Friday, January 3, 2014


by Herbert B. Rosana, Ph.D. 

“By common confession, great is the mystery of godliness: He was revealed in the flesh, Was vindicated in the Spirit, Seen by angels, Proclaimed among the nations, Believed on in the world, taken up in glory.” 1 Timothy 3:16 (NASB)

Christmas is always has something to do with gift giving.  People are delighted with gifts.  And gift giving do teach us about certain values.  For one it gives us the opportunity to show gratitude, second it also teaches us to appreciate others, and third it helps us recognize our interdependence and need to communicate.

In olden times January 6 is always considered as the day of gift-giving.  This is the reason why we use the word epiphany which means manifestation, derived from the Greek word ephiphaneia and from the Latin, ephiphania.  We celebrate the solemnity of the Epiphany of the Lord.  Through the feast of the magi, Christ was manifested as the gift of God to Israel and to the whole of Humankind.  Today the fulfillment of the promise given by God to Abraham and to his children was made manifest.  The magi bearing gifts, Gold, Myrrh, and frankincense.  This symbolizes the office of Christ, King (gold), Sacrificial Victim (Myrrh) and Priest (frankincense). 
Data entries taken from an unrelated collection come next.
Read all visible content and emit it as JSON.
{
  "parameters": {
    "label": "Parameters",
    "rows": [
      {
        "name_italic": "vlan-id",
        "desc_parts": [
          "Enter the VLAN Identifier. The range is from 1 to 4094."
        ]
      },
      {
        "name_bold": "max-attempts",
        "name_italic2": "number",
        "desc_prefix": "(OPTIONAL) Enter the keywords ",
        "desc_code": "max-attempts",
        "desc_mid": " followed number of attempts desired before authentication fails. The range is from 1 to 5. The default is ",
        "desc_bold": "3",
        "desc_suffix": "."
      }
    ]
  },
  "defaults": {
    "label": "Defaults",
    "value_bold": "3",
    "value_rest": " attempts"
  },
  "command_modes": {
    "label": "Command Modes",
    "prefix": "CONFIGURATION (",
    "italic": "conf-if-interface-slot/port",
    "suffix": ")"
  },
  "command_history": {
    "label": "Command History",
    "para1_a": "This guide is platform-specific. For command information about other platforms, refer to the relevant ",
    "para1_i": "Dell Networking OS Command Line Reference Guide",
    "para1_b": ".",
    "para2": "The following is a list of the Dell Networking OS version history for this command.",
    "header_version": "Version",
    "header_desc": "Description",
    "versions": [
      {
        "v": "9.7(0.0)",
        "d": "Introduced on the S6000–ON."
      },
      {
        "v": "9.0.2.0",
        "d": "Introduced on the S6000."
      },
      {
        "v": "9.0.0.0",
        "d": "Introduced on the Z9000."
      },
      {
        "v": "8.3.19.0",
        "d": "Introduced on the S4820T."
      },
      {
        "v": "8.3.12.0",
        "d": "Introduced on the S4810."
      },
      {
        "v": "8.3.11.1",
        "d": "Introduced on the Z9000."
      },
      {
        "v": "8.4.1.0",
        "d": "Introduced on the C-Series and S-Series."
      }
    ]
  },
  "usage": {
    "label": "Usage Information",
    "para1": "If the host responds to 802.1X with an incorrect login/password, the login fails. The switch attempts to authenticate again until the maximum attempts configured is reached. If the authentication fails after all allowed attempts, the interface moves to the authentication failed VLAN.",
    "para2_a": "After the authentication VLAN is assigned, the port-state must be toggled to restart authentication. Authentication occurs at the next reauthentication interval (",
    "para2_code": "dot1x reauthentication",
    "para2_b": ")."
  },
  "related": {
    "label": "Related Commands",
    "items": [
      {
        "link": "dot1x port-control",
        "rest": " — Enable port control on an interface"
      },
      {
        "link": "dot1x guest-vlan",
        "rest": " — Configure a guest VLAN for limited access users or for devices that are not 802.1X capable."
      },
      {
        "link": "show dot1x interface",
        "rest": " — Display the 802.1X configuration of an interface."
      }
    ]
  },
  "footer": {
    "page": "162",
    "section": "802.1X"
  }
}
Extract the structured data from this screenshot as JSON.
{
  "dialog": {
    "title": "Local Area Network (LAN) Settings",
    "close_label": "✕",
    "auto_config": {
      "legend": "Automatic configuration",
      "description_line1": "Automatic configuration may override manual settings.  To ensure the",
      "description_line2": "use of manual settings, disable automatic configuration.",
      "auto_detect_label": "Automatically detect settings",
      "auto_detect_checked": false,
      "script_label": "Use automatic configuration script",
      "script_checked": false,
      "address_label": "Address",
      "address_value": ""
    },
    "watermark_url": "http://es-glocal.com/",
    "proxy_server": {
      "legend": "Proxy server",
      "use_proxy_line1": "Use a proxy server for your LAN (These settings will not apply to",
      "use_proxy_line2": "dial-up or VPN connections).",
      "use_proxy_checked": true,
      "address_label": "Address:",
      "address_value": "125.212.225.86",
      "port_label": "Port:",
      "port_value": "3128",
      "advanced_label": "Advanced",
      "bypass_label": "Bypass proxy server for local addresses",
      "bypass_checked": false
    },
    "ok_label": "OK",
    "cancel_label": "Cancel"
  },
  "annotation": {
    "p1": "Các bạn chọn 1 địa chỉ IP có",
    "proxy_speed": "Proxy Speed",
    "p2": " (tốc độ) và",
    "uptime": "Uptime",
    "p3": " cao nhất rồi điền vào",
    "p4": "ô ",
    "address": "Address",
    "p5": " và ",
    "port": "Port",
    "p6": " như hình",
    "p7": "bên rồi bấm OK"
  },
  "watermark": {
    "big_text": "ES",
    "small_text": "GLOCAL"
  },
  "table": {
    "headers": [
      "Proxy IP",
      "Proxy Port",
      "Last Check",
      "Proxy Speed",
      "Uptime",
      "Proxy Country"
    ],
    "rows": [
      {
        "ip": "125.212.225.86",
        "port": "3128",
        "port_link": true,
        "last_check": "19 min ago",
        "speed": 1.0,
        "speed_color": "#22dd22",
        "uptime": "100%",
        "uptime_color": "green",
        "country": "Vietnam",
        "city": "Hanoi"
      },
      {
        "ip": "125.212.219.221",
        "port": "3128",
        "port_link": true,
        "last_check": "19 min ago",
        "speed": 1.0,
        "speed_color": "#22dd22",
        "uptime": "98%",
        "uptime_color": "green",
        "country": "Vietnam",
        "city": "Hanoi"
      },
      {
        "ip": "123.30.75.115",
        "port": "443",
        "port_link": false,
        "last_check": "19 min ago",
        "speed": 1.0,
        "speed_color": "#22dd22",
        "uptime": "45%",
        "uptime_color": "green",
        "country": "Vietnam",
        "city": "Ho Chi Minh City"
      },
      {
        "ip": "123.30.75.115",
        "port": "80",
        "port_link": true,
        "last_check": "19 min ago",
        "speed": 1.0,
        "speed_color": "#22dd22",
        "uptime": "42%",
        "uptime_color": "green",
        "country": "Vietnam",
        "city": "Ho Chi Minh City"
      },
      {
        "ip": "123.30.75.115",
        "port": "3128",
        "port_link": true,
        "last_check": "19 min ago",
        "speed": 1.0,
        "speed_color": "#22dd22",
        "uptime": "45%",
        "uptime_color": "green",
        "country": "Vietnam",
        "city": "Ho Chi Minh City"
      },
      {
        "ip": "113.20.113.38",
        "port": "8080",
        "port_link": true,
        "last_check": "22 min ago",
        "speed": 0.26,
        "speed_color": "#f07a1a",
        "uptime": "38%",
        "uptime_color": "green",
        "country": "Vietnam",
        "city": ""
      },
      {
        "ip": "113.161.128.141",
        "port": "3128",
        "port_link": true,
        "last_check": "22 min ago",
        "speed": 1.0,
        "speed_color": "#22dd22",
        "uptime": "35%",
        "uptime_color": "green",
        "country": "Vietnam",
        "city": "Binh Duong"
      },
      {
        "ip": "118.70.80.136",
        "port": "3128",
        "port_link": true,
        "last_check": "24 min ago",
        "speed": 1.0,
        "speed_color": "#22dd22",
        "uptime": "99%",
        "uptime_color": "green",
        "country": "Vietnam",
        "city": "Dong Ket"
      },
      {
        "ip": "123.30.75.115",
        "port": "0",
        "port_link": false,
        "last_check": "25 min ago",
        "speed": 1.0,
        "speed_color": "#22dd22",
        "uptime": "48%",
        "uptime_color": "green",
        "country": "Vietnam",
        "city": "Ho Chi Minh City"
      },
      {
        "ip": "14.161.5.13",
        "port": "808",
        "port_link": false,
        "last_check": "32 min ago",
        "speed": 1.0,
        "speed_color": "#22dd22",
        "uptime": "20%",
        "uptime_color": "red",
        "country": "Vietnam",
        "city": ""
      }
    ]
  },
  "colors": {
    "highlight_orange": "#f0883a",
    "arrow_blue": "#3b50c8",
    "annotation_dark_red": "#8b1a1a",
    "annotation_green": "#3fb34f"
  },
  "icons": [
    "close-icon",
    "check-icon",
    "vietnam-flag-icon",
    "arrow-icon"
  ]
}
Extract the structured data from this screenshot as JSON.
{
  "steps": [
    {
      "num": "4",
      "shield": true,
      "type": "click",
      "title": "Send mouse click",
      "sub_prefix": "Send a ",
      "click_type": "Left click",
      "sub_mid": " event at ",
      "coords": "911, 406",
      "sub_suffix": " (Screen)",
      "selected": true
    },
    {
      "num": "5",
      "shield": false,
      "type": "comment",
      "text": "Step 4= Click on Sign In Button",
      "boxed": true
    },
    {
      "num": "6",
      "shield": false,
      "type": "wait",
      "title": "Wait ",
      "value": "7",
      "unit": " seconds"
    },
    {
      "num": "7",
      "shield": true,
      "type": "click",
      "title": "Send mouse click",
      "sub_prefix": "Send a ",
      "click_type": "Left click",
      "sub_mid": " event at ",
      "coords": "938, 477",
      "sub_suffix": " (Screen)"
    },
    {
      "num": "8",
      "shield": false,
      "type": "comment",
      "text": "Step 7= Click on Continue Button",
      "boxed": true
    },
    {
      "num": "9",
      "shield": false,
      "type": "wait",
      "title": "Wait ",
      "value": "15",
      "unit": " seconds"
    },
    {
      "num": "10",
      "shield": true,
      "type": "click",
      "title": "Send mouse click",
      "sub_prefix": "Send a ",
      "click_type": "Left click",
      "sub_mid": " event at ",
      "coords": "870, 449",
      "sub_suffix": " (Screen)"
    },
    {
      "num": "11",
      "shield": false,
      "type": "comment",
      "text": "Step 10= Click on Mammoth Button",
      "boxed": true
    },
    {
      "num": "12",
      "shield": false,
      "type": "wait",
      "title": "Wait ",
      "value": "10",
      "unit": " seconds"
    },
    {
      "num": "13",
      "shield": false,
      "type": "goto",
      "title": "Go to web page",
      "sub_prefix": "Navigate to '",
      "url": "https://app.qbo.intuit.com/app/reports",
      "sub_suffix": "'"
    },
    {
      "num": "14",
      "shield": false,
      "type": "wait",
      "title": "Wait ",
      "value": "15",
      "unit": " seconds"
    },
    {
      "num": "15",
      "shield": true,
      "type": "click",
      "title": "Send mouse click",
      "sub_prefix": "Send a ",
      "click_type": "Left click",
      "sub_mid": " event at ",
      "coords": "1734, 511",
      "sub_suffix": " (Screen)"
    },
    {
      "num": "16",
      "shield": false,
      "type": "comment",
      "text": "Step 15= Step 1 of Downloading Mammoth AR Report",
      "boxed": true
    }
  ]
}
The verse above (1 Timothy 3:16) summarizes the economy of salvation. For when Jesus Christ was born, taught, live, died and ascended into heaven, and into the summation of the entire paschal mystery, the whole world and the Universe as if in a cosmological way converge in the person of Christ – who was manifest in the flesh, seen by angels, proclaimed among the nations, believed on in the world, and now is seated at the right hand of God, and will come again in glory to judge the living and the dead.  From a distance, the angels proclaimed the message, “Peace to all men of goodwill.”  For his incarnation was witnessed both by the good angels and the bad angels, the souls of the dead in Hades also witnessed the redeeming work of Christ, for when Jesus died he descended into the lower parts of the earth and proclaimed the gospel to the souls of the dead.  His message was preached among the nations.  A group of people believed his message, the ecclesia.  And we await the final coming.  Whether we are alive or dead we as believers are consumed by hope, we live by hope and we die in hope. That this same Christ whom we believed on will raise us back again to life, show us His mercy and bring us to everlasting life. 

What a great gift we have in Jesus Christ. – This is the whole meaning of the epiphany.  And in gratitude we say: “What shall I repay the Lord for all this things He has given me? I will take the cup of the Lord and bless His Name.”  What a wonderful gift we have in Jesus. Amen.